“More than 130 countries, including the New Zealand government, agreed under the Copenhagen Accord to limit warming to 2°C. Hopes to actually achieve this goal are fading rapidly and irreversibly, because the concrete commitments by countries do not match the level of ambition that is needed. Given the weak 2020 emissions reduction targets, global emissions would need to be reduced subsequently from 2021 to 2050 by 3 to 3.5% per year, every year, to leave at least an even chance of not exceeding 2°C. None of the climate policies and measures currently contemplated, let alone implemented, has an even remote chance of achieving and sustaining such rapid emissions reduction rates post-2020.

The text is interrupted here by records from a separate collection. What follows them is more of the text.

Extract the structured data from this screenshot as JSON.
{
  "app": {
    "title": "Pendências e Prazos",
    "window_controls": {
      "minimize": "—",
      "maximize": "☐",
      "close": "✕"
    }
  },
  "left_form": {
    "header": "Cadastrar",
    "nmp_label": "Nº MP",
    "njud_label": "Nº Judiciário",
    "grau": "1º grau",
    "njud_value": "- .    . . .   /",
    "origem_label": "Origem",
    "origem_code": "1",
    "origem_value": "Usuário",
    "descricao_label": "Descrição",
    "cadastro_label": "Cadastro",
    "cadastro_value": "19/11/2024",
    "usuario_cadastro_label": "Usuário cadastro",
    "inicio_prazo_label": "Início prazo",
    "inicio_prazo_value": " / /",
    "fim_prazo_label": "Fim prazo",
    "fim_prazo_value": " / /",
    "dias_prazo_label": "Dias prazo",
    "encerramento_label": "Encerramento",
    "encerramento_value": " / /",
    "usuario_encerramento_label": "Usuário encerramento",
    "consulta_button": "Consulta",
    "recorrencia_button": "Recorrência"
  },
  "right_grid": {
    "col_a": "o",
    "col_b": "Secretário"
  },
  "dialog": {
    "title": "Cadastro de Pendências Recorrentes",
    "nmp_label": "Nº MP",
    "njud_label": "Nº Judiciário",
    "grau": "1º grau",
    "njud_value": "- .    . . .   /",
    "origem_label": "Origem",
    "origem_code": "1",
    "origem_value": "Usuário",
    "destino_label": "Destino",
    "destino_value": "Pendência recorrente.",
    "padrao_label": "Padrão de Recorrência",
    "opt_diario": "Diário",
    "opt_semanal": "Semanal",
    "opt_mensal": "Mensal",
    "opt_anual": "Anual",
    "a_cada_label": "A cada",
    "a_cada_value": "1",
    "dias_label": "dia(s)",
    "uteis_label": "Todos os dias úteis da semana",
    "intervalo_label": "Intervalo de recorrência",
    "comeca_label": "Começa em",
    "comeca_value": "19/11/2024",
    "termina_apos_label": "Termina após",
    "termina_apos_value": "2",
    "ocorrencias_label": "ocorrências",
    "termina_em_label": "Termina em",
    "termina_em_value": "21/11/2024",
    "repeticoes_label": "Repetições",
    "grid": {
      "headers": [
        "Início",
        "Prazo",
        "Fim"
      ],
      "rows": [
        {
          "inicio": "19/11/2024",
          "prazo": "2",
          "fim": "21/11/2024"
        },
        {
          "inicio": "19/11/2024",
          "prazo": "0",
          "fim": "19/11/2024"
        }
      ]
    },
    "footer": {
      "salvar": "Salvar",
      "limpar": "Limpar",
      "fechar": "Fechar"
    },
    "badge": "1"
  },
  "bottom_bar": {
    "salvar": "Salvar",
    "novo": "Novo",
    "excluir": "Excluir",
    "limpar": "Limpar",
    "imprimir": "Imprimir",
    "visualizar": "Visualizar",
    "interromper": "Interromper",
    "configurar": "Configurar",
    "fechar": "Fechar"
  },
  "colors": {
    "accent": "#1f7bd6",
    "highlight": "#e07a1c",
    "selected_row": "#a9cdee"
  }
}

“This analysis shows that it is imperative to substantially strengthen the emissions targets for 2020 as part of a strong international agreement if the world is to have a realistic chance of limiting warming to 2°C. We are no longer gambling the future of the planet – if we stick with current emissions targets we are folding our cards entirely and leaving it to our (and other people’s) kids to pay our accumulated debts.”
Prof Martin Manning, NZ Climate Change Research Institute, Victoria University of Wellington says:
“The aim of limiting global warming to 2°C seems to become more difficult to achieve every day. The analysis by Joeri Rogelj and his colleagues shows that even the most optimistic interpretation of current plans by the leading countries is not on track. The key question is whether it is just not on track YET, or whether the current approach to dealing with climate change will ever get there.
“The UNFCCC meeting last December spent a lot of time talking about keeping global warming to 1.5°C. The credibility of doing that, when we do not yet seem to have any clear way of even keeping to 2°C, was challenged by scientists at a Royal Society meeting in London recently.
“These criticisms reflect a growing concern that the global policy process is becoming disconnected from reality. The basic issue is whether to rapidly accelerate technological development or continue to focus on using last century’s technology to make more profits. So the key question is whether the current UNFCCC process influences that to any extent.
“It is becoming increasingly obvious that dealing with climate change is something that needs to become driven by society more broadly. People need to consider how much of a problem we want to pass on to our grandchildren and tell politics and industry to act accordingly. “